Aldina M. Hovde, Cheryl A.S McFarland*, G. Melissa Garcia, Fran Gallagher, Harry Gewanter, Marisa Klein-Gitelman, and L. Nandini Moorthy. 2021. Multi-pronged approach to enhance education of children and adolescents with lupus, caregivers, and healthcare providers in New Jersey: Needs assessment, evaluation, and development of educational materials. Lupus 30, no. 1: 86-95. (Co-first authors, listed alphabetically)

Michael McFarland, Amanda Geller, and Cheryl A. S. McFarland (2019). Police Contact and Health among Urban Adolescents: The Role of Perceived Injustice. Social Science and Medicine. 238: 112487.

Michael McFarland, John Taylor, Cheryl A. S. McFarland, and Katherine Friedman. 2018. Perceived Unfair Treatment by Police, Race, and Telomere Length: A Nashville Community-based Sample of Black and White Men. Journal of Health and Social Behavior, 4:585-600.

Michael McFarland, John Taylor, and Cheryl A. S. McFarland. 2018. Weighed Down by Discriminatory Policing: Perceived Unfair Treatment and Black-White Disparities in Waist Circumference. Social Science and Medicine: Population Health, 5:210-217.

Shin Kim, Marie Bailey, Jaylan Richardson, Cheryl A. S. McFarland, Sabrina Luke, Andrea Sharma, and William Sappenfield. 2018. Gestational weight loss: Comparison between the birth certificate and the medical record, Florida, 2012. Maternal and Child Health Journal, 23(2):148-154.

Cheryl A. Smith and Michael McFarland. 2015. “Race and Ethnicity, Forgiveness, and Health.” In Forgiveness and Health: Scientific Evidence and Theories Relating Forgiveness to Better Health, edited by Loren Toussaint, Everett Worthington, and David R. Williams. Springer Publishing.

Cheryl A. Smith and Michael McFarland. 2014. “Segregation and Infant Well-Being.” In the Encyclopedia of Quality of Life Research, edited by Alex C. Michalos.

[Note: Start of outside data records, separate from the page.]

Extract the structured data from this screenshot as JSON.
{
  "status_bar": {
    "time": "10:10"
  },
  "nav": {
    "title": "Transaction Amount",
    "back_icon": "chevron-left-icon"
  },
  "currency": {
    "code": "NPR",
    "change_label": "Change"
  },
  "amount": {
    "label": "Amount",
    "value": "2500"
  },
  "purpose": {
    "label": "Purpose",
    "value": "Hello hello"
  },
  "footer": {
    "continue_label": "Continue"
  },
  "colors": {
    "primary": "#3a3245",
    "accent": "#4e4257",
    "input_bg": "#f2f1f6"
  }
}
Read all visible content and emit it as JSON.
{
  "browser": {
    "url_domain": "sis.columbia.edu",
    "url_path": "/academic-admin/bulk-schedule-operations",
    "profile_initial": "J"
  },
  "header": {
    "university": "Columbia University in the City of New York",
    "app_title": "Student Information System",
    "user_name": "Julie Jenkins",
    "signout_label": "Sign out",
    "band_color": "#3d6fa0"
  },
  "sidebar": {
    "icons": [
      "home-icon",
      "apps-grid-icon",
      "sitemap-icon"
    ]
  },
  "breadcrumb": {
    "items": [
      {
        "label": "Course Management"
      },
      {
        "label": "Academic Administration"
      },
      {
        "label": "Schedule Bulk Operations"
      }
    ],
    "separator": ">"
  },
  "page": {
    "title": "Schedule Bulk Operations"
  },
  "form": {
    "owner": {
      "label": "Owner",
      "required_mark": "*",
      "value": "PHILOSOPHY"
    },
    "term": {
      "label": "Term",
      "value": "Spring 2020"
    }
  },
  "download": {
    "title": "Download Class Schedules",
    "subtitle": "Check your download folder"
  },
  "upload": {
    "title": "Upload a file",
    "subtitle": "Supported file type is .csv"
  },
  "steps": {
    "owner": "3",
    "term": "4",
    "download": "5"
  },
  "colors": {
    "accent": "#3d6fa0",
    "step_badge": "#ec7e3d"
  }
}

Springer Publishing.

Michael J. McFarland, Cheryl A. Smith, Loren Toussaint, and Patricia Thomas. 2012. “The Relationship between Forgiveness of Others and Health: Do Race and Neighborhood Matter?” Journal of Gerontology: Social Science, 67:66-75.

Michael J. McFarland and Cheryl A. Smith. 2011. “Segregation and Racial Differences in Infant Well Being: A Study of U.S. Metropolitan Areas.” Population Research and Policy Review, 30:467- 493.